- Problem description
Records follow. Copy every line with "icon".

Interface dataset entries:

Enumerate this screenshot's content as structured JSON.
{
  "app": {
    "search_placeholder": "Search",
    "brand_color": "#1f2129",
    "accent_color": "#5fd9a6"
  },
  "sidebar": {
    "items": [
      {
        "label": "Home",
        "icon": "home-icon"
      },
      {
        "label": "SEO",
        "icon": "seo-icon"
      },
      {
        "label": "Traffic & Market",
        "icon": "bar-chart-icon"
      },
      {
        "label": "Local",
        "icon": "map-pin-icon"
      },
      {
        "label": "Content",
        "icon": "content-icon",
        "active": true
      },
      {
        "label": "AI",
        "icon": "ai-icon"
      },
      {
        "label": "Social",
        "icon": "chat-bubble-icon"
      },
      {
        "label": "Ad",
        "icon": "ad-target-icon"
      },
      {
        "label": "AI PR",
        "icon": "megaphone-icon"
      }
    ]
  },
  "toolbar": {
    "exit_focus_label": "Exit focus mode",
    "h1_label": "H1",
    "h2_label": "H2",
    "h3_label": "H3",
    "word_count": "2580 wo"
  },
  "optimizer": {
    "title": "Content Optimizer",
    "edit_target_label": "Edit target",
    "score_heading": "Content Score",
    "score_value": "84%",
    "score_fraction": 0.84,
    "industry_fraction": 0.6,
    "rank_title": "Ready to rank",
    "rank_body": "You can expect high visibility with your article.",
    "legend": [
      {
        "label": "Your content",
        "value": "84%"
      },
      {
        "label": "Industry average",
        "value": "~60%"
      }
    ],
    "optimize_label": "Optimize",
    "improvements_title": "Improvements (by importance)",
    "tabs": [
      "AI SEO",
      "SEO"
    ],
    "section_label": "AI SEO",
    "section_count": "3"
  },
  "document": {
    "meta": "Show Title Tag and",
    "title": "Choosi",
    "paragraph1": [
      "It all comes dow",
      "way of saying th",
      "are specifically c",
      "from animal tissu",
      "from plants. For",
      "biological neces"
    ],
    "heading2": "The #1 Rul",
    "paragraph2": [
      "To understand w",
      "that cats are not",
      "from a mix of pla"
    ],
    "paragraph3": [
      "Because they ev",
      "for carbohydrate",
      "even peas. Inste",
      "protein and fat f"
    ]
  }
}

- Response to the task
        "icon": "home-icon"
        "icon": "seo-icon"
        "icon": "bar-chart-icon"
        "icon": "map-pin-icon"
        "icon": "content-icon",
        "icon": "ai-icon"
        "icon": "chat-bubble-icon"
        "icon": "ad-target-icon"
        "icon": "megaphone-icon"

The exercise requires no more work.